Arab intervention in Yemen risks entrenching Sunni-Shia divide and handing a victory to Isis, says Patrick Cockburn
Zayn Malik's departure from One Direction shows the perils of fame in the age of social media

The only direction Zayn could go

We wince at the anguish of One Direction's fans, but Malik's departure shows the perils of fame in the age of social media
Young Magician of the Year 2015: Meet the schoolgirl from Newcastle who has her heart set on being the competition's first female winner

Spells like teen spirit

A 16-year-old from Newcastle has set her heart on being the first female to win Young Magician of the Year. Jonathan Owen meets her
Jonathan Anderson: If fashion is a cycle, this young man knows just how to ride it

If fashion is a cycle, this young man knows just how to ride it

British designer Jonathan Anderson is putting his stamp on venerable house Loewe
Number plates scheme could provide a licence to offend in the land of the free

Licence to offend in the land of the free

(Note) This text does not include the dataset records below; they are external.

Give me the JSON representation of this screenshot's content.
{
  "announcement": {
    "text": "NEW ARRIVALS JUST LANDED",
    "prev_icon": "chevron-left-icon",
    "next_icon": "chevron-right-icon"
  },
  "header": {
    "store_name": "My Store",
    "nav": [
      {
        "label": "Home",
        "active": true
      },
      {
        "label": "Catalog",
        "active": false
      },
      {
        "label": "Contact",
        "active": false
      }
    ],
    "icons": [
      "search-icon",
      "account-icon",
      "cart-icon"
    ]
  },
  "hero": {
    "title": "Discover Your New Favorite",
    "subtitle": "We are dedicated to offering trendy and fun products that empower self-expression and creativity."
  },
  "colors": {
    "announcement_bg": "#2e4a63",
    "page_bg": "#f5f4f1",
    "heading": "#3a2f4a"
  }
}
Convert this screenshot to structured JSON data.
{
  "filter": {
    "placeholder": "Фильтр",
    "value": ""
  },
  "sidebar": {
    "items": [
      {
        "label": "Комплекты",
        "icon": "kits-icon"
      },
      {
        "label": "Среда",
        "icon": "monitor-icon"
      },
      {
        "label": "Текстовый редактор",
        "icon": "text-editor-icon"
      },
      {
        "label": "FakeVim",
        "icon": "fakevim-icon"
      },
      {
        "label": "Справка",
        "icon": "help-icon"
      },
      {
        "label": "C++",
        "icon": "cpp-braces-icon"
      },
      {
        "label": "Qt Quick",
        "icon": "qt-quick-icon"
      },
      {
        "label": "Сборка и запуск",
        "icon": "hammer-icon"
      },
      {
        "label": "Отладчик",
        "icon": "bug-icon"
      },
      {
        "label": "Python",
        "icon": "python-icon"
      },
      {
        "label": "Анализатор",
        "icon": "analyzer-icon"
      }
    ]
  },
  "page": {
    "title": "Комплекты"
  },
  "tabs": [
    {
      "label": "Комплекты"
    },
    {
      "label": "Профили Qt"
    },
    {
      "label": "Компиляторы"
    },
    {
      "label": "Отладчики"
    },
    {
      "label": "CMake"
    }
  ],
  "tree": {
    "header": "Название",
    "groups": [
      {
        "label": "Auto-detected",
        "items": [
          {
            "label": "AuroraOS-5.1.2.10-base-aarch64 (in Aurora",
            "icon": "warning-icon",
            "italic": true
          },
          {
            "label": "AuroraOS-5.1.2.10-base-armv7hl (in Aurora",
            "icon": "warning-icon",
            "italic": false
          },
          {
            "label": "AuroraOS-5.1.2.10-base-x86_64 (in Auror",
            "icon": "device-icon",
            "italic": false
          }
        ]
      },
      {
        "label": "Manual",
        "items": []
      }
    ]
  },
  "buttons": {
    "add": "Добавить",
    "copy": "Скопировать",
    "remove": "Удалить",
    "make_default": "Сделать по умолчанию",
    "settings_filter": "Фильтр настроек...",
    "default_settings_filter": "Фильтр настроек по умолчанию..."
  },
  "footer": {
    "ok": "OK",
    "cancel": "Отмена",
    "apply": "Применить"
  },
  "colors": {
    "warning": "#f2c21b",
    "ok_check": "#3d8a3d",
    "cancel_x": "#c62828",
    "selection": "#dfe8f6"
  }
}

Cash-strapped states have hit on a way of making money out of drivers that may be in collision with the First Amendment, says Rupert Cornwell
From farm to fork: Meet the Cornish fishermen, vegetable-growers and butchers causing a stir in London's top restaurants

From farm to fork in Cornwall

One man is bringing together Cornwall's most accomplished growers, fishermen and butchers with London's best chefs to put the finest, freshest produce on the plates of some of the country’s best restaurants
Robert Parker interview: The world's top wine critic on tasting 10,000 bottles a year, absurd drinking notes and New World wannabes

Robert Parker interview

The world's top wine critic on tasting 10,000 bottles a year, absurd drinking notes and New World wannabes
Don't believe the stereotype - or should you?

Don't believe the stereotype - or should you?

We exaggerate regional traits and turn them into jokes - and those on the receiving end are in on it too, says DJ Taylor